That said, we’re not swimming in money. The decision to walk away from lucrative client work is difficult, to say the least. Our products don’t make enough to completely support us. We think they can, but the only way to know is to try. In many ways, we’re right back where we were four years ago when we started the company: jumping from a precipice, hoping we sprout wings before we hit the ground. It’s thrilling, but we know that there’s a fine line between thrill and abject terror.

We’ve heard from a few of our friends over the years that they didn’t know how serious we were about United Pixelworkers and Cotton Bureau. Well, we’re pretty serious. We hope this is proof.

What happens now?

On the Cotton Bureau side, we’ve got a feature list a mile long we can’t wait to get busy building. No promises, but we know you want to back multiple shirts at one time. We know there are untold thousands of amazing designers outside the U.S. just waiting to submit tees. We know you deserve the conveniences of a great checkout and ordering experience. And we think you might just like a peek at what goes on here behind the scenes.

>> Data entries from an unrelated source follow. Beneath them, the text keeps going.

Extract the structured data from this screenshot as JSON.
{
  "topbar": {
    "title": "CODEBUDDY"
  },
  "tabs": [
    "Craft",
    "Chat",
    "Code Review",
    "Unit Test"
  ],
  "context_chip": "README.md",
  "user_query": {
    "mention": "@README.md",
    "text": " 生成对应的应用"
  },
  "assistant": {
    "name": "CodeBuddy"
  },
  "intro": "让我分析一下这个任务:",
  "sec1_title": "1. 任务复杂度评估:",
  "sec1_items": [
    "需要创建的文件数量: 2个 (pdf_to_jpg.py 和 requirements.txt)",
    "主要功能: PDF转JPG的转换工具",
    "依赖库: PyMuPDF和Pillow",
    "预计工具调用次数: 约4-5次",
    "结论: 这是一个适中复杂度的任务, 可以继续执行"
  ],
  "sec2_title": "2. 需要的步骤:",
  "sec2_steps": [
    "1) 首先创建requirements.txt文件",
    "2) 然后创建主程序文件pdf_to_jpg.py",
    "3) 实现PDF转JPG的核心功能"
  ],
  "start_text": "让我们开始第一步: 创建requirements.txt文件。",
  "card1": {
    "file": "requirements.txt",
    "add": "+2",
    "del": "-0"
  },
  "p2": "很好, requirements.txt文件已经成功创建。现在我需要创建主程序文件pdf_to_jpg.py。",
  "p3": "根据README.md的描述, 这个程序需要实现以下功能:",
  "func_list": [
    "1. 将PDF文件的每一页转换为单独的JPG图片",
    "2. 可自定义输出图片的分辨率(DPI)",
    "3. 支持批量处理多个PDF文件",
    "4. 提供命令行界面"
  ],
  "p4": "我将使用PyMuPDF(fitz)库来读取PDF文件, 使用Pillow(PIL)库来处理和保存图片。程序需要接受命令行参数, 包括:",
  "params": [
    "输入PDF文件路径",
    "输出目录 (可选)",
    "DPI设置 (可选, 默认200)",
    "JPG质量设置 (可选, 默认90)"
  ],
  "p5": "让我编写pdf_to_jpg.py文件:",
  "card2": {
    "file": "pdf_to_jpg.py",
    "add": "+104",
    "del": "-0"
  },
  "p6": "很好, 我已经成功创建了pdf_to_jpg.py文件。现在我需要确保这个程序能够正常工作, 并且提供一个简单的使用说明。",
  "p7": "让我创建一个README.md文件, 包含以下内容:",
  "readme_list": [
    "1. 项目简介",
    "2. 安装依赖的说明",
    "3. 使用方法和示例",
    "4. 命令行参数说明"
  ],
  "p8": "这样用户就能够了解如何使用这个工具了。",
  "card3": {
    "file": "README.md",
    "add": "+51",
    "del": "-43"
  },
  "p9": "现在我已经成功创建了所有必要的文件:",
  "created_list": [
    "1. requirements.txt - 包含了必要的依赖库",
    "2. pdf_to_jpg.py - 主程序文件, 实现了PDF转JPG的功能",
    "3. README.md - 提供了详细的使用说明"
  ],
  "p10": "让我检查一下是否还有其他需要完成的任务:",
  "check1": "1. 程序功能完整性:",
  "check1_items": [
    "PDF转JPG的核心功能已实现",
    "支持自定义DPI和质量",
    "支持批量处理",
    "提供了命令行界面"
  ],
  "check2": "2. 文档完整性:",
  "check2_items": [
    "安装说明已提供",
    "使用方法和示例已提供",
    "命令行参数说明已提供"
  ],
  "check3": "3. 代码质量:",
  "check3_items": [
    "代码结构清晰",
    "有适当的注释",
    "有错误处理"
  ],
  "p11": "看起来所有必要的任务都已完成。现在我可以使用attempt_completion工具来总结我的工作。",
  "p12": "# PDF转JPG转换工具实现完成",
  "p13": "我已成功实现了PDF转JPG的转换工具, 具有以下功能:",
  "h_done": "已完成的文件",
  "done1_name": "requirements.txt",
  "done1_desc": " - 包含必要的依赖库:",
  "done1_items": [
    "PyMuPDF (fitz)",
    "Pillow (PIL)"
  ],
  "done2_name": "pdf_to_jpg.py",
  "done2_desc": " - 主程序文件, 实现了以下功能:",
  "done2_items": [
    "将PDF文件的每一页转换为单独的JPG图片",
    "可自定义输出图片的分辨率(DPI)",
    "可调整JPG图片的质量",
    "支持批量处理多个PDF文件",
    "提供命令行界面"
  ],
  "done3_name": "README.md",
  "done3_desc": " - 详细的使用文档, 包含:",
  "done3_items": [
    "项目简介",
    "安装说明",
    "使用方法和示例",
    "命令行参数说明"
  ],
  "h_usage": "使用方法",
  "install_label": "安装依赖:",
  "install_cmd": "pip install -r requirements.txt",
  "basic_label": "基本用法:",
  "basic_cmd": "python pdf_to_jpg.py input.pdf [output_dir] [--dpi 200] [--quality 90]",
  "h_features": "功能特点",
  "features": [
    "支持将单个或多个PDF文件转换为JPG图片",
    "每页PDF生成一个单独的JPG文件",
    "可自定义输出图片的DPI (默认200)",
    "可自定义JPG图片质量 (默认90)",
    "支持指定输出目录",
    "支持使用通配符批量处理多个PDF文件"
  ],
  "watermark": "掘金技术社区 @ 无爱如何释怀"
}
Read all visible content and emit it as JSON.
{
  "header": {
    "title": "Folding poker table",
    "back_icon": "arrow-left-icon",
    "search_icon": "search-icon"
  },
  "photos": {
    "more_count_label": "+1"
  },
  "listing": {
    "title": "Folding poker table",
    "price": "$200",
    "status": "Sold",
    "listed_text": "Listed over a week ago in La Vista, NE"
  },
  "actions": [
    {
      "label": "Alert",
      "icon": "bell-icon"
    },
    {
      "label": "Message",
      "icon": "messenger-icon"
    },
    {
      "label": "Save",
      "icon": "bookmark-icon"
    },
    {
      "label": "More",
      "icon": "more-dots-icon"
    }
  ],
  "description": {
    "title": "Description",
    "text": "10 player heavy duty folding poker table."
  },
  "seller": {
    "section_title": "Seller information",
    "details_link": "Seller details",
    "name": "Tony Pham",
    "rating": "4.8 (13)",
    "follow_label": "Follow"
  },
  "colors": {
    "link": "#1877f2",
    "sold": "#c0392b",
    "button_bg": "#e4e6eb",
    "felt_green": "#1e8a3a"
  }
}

As far as United Pixelworkers is concerned, you should have a pretty good idea by now of our commitment to making an awesome modern website. We’ve re-built that thing from the ground up almost half-a-dozen times over the past few years. What we’d like to do going forward is bring the same attention and care we’ve put into the website and the t-shirts to a wider range of products and content. We’re not ready to announce any plans yet, but United Pixelworkers always deserved to be more than just an online t-shirt shop.

One more thing. For too long, United Pixelworkers and Cotton Bureau have been essentially faceless. Maybe you already knew the people behind the scenes answering support emails, designing t-shirts, packing boxes, and writing blog posts, but we didn’t do a very good job of telling everyone else. That’s about to change.

Ready? Let’s go.

A thinly-veiled plea for help.

Here’s where you come in. We think United Pixelworkers is pretty great. Our experience suggests that you do too. The thing is, it can be even greater. And Cotton Bureau? We think Cotton Bureau might just end up being Threadless-big. You know how that happens? With your help and only with your help.

Buy some stuff. We’ve got a loads of shirts, hats, jackets, and plenty more coming. If you haven’t had a chance to check out Cotton Bureau yet, you should. There are new shirts every day from amazing designers. (And we’re always looking for more. Show us what you got.)

There’s something even more important we need you to do though. You can probably guess, but if you haven’t, what we need you to do is: tell somebody, preferably lots of somebodies. We intend to do this full-time, for a long time. With your help, we think we can.

Last thing. If United Pixelworkers and Cotton Bureau are ideas you can get behind, we need a way to reach you when we’re launching new stuff. Click these here links to make sure you always know what’s up:

While we didn’t set out back in 2009 to become design t-shirt kingpins, here we are. We’ve embraced our fate. Wish us luck.

Nate, Jay, and Matt